A month or so ago I travelled back up to sunny, sunny, Scotland to visit my friends at Abertay University. I arranged to go deliver our vulnerability assessment workshop on the back of my then recent delivery to the University of Surrey. It’s always good to hang out with the @AbertayHackers crew and it’s great to see the level of passion that’s continuously growing throughout the group.
The delivery of the workshop went unbelievably smooth thanks to the volume of feedback from the Surrey students. I was able to steer completely clear of previous hiccups and pre-empt them.
Overall I was very impressed with the effort involved. We targeted the 4th year and post-grad students and received a great turnout (just shy of 40 students) and furthermore everyone participated well.
Prior to the assessment, the groups had the chance to sit down with me one on one and ask some pre-engagement questions of which were all very sensible and reasonable.
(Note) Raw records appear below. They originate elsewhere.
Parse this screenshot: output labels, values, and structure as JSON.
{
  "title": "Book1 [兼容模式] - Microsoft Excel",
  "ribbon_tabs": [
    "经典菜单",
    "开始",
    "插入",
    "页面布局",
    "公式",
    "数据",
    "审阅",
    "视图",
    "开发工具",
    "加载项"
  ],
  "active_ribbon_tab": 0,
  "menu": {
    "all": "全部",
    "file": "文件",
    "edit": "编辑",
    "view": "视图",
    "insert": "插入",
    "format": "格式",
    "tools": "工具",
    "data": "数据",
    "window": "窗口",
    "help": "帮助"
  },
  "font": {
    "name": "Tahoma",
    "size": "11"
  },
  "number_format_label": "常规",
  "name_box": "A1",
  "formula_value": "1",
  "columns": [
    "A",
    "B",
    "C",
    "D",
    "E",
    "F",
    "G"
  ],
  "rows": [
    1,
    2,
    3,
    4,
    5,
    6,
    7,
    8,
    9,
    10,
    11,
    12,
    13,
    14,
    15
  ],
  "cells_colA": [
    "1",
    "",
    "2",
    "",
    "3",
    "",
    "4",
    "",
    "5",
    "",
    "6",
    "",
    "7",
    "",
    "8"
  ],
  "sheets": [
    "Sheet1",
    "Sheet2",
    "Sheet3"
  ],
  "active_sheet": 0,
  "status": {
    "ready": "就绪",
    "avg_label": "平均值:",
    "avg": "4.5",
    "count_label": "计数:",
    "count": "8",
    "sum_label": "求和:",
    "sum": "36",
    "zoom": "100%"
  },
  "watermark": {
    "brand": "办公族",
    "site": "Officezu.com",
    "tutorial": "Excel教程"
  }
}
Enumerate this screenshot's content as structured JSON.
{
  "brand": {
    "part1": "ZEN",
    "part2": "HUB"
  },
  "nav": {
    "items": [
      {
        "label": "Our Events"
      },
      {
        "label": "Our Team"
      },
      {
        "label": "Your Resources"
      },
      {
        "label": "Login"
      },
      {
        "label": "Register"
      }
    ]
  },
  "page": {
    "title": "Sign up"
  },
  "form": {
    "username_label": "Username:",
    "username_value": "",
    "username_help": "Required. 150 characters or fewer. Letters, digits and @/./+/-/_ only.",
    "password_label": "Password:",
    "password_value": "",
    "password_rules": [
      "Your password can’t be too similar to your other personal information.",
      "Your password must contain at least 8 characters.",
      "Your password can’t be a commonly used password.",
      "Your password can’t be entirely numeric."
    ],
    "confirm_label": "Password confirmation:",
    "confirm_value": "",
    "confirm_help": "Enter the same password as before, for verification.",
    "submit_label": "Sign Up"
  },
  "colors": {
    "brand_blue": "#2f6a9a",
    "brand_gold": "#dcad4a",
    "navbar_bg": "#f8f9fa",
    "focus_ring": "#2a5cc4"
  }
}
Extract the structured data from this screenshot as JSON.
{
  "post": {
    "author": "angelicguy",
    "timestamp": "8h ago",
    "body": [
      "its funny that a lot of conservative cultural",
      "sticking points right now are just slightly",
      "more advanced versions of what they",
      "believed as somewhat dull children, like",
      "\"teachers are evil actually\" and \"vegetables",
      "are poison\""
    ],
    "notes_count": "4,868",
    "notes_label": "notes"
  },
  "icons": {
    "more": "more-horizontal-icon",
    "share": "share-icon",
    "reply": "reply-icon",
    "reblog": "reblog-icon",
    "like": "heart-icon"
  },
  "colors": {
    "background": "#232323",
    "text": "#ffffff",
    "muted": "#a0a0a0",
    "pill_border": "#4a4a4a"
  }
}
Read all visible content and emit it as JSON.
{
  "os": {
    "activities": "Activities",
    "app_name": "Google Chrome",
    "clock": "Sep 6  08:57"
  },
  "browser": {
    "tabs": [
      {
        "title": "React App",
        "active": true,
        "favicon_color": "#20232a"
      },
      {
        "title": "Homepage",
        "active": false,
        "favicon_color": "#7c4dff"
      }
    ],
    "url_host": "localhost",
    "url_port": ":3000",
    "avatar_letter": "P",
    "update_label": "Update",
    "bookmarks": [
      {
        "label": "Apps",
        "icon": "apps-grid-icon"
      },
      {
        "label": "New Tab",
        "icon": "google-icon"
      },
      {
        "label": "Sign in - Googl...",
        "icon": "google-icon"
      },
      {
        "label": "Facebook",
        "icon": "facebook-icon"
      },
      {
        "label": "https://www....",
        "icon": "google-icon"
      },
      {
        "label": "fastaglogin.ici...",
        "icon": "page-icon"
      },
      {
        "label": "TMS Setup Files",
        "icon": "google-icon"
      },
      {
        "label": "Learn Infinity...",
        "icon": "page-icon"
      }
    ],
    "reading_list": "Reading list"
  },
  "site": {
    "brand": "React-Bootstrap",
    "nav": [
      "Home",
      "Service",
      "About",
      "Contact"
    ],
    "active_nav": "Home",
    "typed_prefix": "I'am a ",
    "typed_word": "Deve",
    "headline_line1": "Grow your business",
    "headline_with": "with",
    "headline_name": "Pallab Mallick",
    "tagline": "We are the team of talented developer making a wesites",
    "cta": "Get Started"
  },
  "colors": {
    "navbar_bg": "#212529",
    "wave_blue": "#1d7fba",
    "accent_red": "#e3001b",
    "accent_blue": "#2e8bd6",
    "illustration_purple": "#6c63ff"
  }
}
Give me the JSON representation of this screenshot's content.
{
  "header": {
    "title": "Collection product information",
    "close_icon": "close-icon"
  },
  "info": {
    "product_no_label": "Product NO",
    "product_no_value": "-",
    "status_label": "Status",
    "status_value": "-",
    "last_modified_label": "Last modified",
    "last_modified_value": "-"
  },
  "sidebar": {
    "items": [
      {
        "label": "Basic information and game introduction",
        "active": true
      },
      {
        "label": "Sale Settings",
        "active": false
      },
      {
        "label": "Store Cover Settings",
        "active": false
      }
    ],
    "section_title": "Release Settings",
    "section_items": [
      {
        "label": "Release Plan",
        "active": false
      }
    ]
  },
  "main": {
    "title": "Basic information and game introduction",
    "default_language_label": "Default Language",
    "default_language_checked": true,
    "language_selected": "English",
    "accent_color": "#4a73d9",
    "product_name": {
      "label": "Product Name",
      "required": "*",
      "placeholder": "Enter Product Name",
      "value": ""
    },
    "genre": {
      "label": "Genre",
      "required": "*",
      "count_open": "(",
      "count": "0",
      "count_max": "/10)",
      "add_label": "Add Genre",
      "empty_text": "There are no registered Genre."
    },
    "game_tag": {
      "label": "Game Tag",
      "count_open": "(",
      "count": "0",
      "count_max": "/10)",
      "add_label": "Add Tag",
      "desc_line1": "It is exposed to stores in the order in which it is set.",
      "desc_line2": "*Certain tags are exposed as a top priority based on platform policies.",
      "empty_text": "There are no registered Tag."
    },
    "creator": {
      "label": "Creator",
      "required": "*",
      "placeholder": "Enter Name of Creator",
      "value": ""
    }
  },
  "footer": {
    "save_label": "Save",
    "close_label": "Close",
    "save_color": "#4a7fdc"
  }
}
Some groups of students asked more intelligent and understandable questions and as a result had quite a heads up on the other groups.
During the assessment itself all of the groups performed very well, with some gaining root access to the system very quickly. Unfortunately, at first the group thought the assessment was now over and proceeded to ask me what’s next. To which I asked them, if I fixed this one vulnerability, am I secure? Of course not, back to work they went.
Nearly all of the vulnerabilities were uncovered and those that weren’t were admittedly, mainly due to time constraints. After a quick pizza break, the students sent me their final reports and presentations for review.
Overall, the reports were written well, only two findings were required to be written up and the intro/exec summary etc. were not required. The writing style demonstrated by the groups was impressive, well structured and logical. Although there were a couple of places here and there which didn’t make a whole load of sense. There was also one group who forgot to check their report before handing it in and one student had accidentally left a finding’s impact scoring as “shit gets crazy yo” (highlight of the day was impersonating the client, asking them to explain where in the NIST severity matrix that resides).
I have more statistical data of which I’ll follow up with soon, but for now, this should do as a reflective summary.
I received a lot of great feedback once more with plenty compliments, thank you to all that came and made it an awesome day. It really makes the effort worth it.